(STUDY MATERIAL begins)
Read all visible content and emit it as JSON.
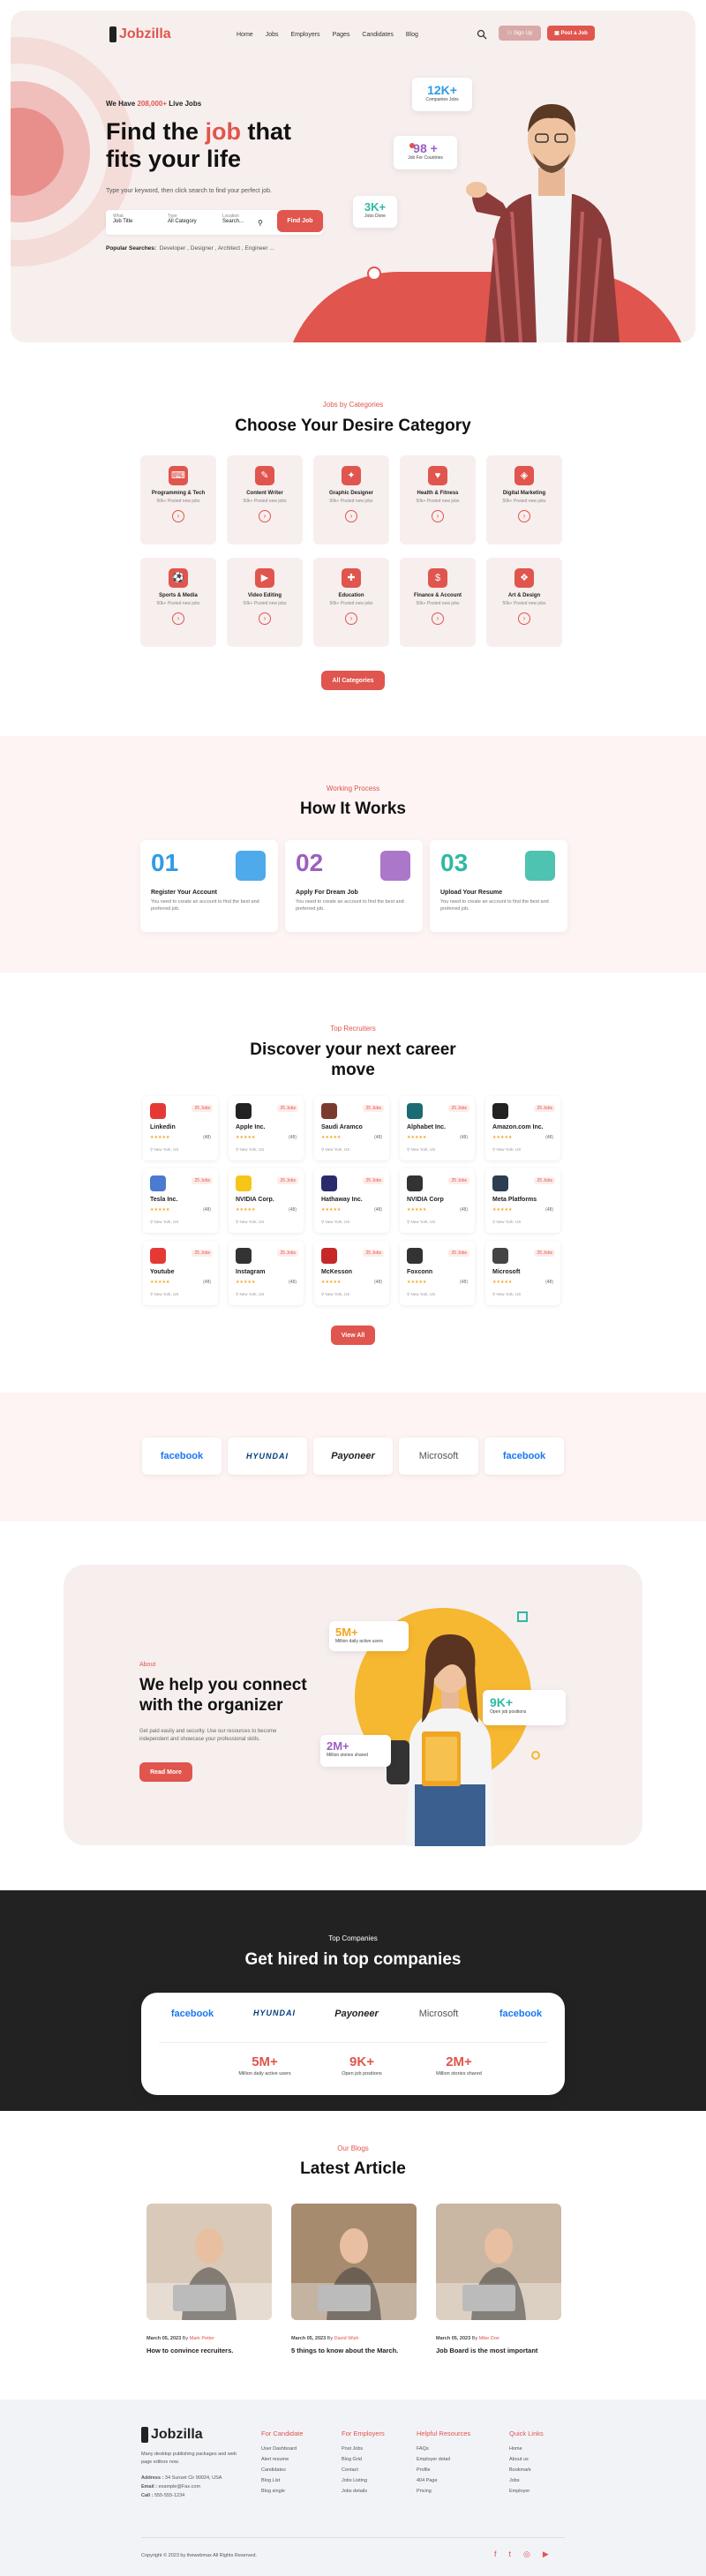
{
  "nav": {
    "logo": "Jobzilla",
    "items": [
      "Home",
      "Jobs",
      "Employers",
      "Pages",
      "Candidates",
      "Blog"
    ],
    "signup": "Sign Up",
    "post_job": "Post a Job"
  },
  "hero": {
    "live_prefix": "We Have ",
    "live_count": "208,000+",
    "live_suffix": " Live Jobs",
    "title_a": "Find the ",
    "title_b": "job",
    "title_c": " that",
    "title_d": "fits your life",
    "subtitle": "Type your keyword, then click search to find your perfect job.",
    "what_label": "What",
    "what_value": "Job Title",
    "type_label": "Type",
    "type_value": "All Category",
    "location_label": "Location",
    "location_value": "Search...",
    "find_button": "Find Job",
    "popular_label": "Popular Searches:",
    "popular_values": "Developer , Designer , Architect , Engineer ...",
    "stat1_value": "12K+",
    "stat1_label": "Companies Jobs",
    "stat2_value": "98 +",
    "stat2_label": "Job For Countries",
    "stat3_value": "3K+",
    "stat3_label": "Jobs Done"
  },
  "categories": {
    "eyebrow": "Jobs by Categories",
    "title": "Choose Your Desire Category",
    "items": [
      {
        "name": "Programming & Tech",
        "sub": "50k+ Posted new jobs"
      },
      {
        "name": "Content Writer",
        "sub": "50k+ Posted new jobs"
      },
      {
        "name": "Graphic Designer",
        "sub": "50k+ Posted new jobs"
      },
      {
        "name": "Health & Fitness",
        "sub": "50k+ Posted new jobs"
      },
      {
        "name": "Digital Marketing",
        "sub": "50k+ Posted new jobs"
      },
      {
        "name": "Sports & Media",
        "sub": "50k+ Posted new jobs"
      },
      {
        "name": "Video Editing",
        "sub": "50k+ Posted new jobs"
      },
      {
        "name": "Education",
        "sub": "50k+ Posted new jobs"
      },
      {
        "name": "Finance & Account",
        "sub": "50k+ Posted new jobs"
      },
      {
        "name": "Art & Design",
        "sub": "50k+ Posted new jobs"
      }
    ],
    "button": "All Categories"
  },
  "how": {
    "eyebrow": "Working Process",
    "title": "How It Works",
    "steps": [
      {
        "num": "01",
        "title": "Register Your Account",
        "desc": "You need to create an account to find the best and preferred job.",
        "color": "#2f9be7"
      },
      {
        "num": "02",
        "title": "Apply For Dream Job",
        "desc": "You need to create an account to find the best and preferred job.",
        "color": "#9b5fc0"
      },
      {
        "num": "03",
        "title": "Upload Your Resume",
        "desc": "You need to create an account to find the best and preferred job.",
        "color": "#2fb9a3"
      }
    ]
  },
  "recruiters": {
    "eyebrow": "Top Recruiters",
    "title_a": "Discover your next career",
    "title_b": "move",
    "items": [
      {
        "name": "Linkedin",
        "jobs": "25 Jobs",
        "count": "(48)",
        "loc": "New York, US",
        "color": "#e53935"
      },
      {
        "name": "Apple Inc.",
        "jobs": "25 Jobs",
        "count": "(48)",
        "loc": "New York, US",
        "color": "#222222"
      },
      {
        "name": "Saudi Aramco",
        "jobs": "25 Jobs",
        "count": "(48)",
        "loc": "New York, US",
        "color": "#7a3b2e"
      },
      {
        "name": "Alphabet Inc.",
        "jobs": "25 Jobs",
        "count": "(48)",
        "loc": "New York, US",
        "color": "#1c6b74"
      },
      {
        "name": "Amazon.com Inc.",
        "jobs": "25 Jobs",
        "count": "(48)",
        "loc": "New York, US",
        "color": "#222222"
      },
      {
        "name": "Tesla Inc.",
        "jobs": "25 Jobs",
        "count": "(48)",
        "loc": "New York, US",
        "color": "#4a7bd0"
      },
      {
        "name": "NVIDIA Corp.",
        "jobs": "25 Jobs",
        "count": "(48)",
        "loc": "New York, US",
        "color": "#f5c518"
      },
      {
        "name": "Hathaway Inc.",
        "jobs": "25 Jobs",
        "count": "(48)",
        "loc": "New York, US",
        "color": "#2b2b6b"
      },
      {
        "name": "NVIDIA Corp",
        "jobs": "25 Jobs",
        "count": "(48)",
        "loc": "New York, US",
        "color": "#333333"
      },
      {
        "name": "Meta Platforms",
        "jobs": "25 Jobs",
        "count": "(48)",
        "loc": "New York, US",
        "color": "#2c3e50"
      },
      {
        "name": "Youtube",
        "jobs": "25 Jobs",
        "count": "(48)",
        "loc": "New York, US",
        "color": "#e53935"
      },
      {
        "name": "Instagram",
        "jobs": "25 Jobs",
        "count": "(48)",
        "loc": "New York, US",
        "color": "#333333"
      },
      {
        "name": "McKesson",
        "jobs": "25 Jobs",
        "count": "(48)",
        "loc": "New York, US",
        "color": "#c62828"
      },
      {
        "name": "Foxconn",
        "jobs": "25 Jobs",
        "count": "(48)",
        "loc": "New York, US",
        "color": "#333333"
      },
      {
        "name": "Microsoft",
        "jobs": "25 Jobs",
        "count": "(48)",
        "loc": "New York, US",
        "color": "#444444"
      }
    ],
    "stars": "★★★★★",
    "button": "View All"
  },
  "logos": [
    "facebook",
    "HYUNDAI",
    "Payoneer",
    "Microsoft",
    "facebook"
  ],
  "about": {
    "eyebrow": "About",
    "title_a": "We help you connect",
    "title_b": "with the organizer",
    "desc": "Get paid easily and security. Use our resources to become independent and showcase your professional skills.",
    "button": "Read More",
    "stat1_value": "5M+",
    "stat1_label": "Million daily active users",
    "stat2_value": "9K+",
    "stat2_label": "Open job positions",
    "stat3_value": "2M+",
    "stat3_label": "Million stories shared"
  },
  "top_companies": {
    "eyebrow": "Top Companies",
    "title": "Get hired in top companies",
    "stats": [
      {
        "value": "5M+",
        "label": "Million daily active users"
      },
      {
        "value": "9K+",
        "label": "Open job positions"
      },
      {
        "value": "2M+",
        "label": "Million stories shared"
      }
    ]
  },
  "blog": {
    "eyebrow": "Our Blogs",
    "title": "Latest Article",
    "posts": [
      {
        "date": "March 05, 2023",
        "by": "By",
        "author": "Mark Petter",
        "title": "How to convince recruiters."
      },
      {
        "date": "March 05, 2023",
        "by": "By",
        "author": "David Wish",
        "title": "5 things to know about the March."
      },
      {
        "date": "March 05, 2023",
        "by": "By",
        "author": "Mike Doe",
        "title": "Job Board is the most important"
      }
    ]
  },
  "footer": {
    "logo": "Jobzilla",
    "desc": "Many desktop publishing packages and web page editors now.",
    "address_label": "Address :",
    "address": "34 Sunset Cir 90024, USA",
    "email_label": "Email :",
    "email": "example@Fax.com",
    "call_label": "Call :",
    "call": "555-555-1234",
    "cols": [
      {
        "title": "For Candidate",
        "items": [
          "User Dashboard",
          "Alert resume",
          "Candidates",
          "Blog List",
          "Blog single"
        ]
      },
      {
        "title": "For Employers",
        "items": [
          "Post Jobs",
          "Blog Grid",
          "Contact",
          "Jobs Listing",
          "Jobs details"
        ]
      },
      {
        "title": "Helpful Resources",
        "items": [
          "FAQs",
          "Employer detail",
          "Profile",
          "404 Page",
          "Pricing"
        ]
      },
      {
        "title": "Quick Links",
        "items": [
          "Home",
          "About us",
          "Bookmark",
          "Jobs",
          "Employer"
        ]
      }
    ],
    "copyright": "Copyright © 2023 by thewebmax All Rights Reserved."
  }
}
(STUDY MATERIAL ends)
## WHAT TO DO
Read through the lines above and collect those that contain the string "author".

## WRITTEN RESPONSE
        "author": "Mark Petter",
        "author": "David Wish",
        "author": "Mike Doe",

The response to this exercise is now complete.